### ABOUT THIS EXERCISE
With respect to the word "value", report how many lines of the following listing include it. Give nothing but the number.

### GIVEN DATA

------------------------

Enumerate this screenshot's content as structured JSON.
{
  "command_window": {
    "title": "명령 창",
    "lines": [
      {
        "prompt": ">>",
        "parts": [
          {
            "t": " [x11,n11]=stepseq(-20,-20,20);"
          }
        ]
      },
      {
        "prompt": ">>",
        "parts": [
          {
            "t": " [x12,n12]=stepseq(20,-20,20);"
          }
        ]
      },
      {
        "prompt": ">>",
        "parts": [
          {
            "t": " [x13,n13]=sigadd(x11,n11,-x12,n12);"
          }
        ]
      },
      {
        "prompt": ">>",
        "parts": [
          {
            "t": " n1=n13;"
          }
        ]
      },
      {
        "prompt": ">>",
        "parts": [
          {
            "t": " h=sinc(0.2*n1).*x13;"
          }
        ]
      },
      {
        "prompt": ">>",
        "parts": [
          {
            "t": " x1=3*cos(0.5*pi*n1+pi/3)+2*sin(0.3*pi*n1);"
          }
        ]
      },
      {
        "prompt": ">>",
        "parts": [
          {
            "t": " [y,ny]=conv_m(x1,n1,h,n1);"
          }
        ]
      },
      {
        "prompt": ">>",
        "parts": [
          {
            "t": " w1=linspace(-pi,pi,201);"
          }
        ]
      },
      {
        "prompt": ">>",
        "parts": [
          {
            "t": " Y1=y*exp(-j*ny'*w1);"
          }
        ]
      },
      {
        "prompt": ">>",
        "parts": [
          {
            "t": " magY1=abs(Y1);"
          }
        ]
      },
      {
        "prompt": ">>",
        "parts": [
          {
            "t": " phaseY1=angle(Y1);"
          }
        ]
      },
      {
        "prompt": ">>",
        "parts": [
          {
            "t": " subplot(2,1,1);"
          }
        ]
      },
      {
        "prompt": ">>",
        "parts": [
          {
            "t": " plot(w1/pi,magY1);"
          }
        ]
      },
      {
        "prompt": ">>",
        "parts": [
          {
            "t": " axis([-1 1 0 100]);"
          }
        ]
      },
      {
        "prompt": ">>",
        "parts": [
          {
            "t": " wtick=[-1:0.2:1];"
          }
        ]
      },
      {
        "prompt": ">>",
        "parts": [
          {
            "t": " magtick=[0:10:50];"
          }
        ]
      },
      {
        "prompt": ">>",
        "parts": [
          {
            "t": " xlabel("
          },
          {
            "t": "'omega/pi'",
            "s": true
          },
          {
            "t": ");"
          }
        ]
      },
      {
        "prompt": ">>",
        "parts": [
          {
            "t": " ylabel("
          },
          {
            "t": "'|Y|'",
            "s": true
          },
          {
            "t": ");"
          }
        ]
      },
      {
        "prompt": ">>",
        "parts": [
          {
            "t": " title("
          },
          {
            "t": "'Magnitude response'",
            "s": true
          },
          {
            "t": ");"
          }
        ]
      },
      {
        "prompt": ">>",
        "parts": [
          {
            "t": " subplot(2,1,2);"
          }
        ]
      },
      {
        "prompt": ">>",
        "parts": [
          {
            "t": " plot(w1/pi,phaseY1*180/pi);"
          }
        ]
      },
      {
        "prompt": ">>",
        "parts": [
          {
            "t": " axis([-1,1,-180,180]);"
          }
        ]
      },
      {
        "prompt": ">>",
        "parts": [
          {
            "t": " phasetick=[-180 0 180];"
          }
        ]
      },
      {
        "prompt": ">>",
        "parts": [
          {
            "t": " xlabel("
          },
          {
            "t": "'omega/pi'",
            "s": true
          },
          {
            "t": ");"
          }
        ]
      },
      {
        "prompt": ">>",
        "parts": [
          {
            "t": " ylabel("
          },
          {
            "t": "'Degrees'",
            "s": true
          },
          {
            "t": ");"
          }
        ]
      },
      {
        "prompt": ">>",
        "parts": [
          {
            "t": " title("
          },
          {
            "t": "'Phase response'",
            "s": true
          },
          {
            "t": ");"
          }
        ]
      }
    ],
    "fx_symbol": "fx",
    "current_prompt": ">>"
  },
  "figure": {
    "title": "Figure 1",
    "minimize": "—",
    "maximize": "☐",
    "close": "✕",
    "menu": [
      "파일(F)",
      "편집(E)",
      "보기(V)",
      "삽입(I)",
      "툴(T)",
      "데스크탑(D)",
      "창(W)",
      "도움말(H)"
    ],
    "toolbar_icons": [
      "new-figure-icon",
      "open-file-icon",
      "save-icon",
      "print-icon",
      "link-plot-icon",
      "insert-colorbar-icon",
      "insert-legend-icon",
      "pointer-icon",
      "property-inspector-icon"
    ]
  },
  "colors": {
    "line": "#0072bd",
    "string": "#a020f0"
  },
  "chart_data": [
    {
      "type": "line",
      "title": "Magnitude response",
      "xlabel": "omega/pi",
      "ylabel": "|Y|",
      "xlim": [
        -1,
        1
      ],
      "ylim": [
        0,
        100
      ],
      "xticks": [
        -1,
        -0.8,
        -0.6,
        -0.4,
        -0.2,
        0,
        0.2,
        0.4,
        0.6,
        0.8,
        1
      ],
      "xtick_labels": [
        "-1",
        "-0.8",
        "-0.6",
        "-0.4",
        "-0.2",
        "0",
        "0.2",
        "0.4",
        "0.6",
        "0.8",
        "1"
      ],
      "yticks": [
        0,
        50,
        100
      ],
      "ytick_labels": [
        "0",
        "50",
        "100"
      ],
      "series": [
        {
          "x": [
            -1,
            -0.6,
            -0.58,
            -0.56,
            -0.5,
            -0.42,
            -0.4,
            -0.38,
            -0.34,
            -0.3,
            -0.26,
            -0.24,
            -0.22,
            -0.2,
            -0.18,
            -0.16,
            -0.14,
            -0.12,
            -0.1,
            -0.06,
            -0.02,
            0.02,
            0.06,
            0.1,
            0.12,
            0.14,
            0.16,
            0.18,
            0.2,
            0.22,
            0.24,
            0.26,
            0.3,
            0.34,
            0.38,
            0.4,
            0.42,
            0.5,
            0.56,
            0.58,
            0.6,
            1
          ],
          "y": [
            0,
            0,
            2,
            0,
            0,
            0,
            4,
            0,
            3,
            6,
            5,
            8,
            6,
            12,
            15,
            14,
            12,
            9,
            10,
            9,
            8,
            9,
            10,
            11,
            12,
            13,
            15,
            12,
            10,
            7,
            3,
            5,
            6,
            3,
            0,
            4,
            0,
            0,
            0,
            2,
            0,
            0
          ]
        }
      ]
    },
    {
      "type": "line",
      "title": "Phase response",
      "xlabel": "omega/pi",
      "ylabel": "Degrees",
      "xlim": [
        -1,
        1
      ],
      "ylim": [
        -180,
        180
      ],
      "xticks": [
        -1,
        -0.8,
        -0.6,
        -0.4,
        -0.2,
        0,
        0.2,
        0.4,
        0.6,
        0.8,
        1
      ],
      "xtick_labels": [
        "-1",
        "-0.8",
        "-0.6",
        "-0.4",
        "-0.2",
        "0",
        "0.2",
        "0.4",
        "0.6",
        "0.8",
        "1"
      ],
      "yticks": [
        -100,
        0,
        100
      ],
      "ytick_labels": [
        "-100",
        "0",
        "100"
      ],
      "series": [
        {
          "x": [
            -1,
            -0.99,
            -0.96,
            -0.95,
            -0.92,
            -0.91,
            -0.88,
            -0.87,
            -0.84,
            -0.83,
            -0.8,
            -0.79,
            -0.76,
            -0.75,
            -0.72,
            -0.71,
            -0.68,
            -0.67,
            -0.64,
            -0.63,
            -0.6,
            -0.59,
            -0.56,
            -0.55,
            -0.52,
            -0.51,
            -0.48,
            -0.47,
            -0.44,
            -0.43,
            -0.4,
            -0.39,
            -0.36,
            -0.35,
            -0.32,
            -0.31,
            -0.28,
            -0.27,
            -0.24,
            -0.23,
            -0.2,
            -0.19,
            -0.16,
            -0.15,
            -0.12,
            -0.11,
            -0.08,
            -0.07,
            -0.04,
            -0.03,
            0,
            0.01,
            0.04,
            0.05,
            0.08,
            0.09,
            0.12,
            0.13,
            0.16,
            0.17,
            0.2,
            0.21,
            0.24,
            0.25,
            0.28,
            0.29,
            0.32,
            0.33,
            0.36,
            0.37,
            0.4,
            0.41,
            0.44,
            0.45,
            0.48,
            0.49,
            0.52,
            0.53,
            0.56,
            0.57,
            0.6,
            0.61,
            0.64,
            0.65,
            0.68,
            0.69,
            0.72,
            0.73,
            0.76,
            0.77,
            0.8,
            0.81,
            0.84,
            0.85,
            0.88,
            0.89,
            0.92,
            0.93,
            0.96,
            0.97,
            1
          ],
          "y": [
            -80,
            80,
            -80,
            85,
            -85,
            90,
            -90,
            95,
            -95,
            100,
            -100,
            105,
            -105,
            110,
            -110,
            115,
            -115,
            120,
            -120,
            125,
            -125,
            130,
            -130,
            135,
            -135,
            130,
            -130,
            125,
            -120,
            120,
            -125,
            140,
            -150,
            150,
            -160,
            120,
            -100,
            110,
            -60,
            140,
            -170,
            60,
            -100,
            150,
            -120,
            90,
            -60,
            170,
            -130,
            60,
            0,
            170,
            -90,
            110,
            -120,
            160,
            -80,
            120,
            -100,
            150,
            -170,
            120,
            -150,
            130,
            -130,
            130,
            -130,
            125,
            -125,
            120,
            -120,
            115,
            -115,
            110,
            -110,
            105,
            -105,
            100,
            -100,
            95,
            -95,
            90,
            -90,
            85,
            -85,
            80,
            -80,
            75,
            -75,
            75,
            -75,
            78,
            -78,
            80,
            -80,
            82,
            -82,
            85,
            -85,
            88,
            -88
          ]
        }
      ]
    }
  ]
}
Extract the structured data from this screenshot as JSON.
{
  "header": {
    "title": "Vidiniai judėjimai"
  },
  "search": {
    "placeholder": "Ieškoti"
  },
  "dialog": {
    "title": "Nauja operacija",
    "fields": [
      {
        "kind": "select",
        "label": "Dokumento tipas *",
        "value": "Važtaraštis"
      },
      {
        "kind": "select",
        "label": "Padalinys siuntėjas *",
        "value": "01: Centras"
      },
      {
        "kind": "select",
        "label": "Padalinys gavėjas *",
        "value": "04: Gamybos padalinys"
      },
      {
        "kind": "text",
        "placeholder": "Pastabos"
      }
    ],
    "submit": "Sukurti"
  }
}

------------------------

### YOUR RESPONSE
3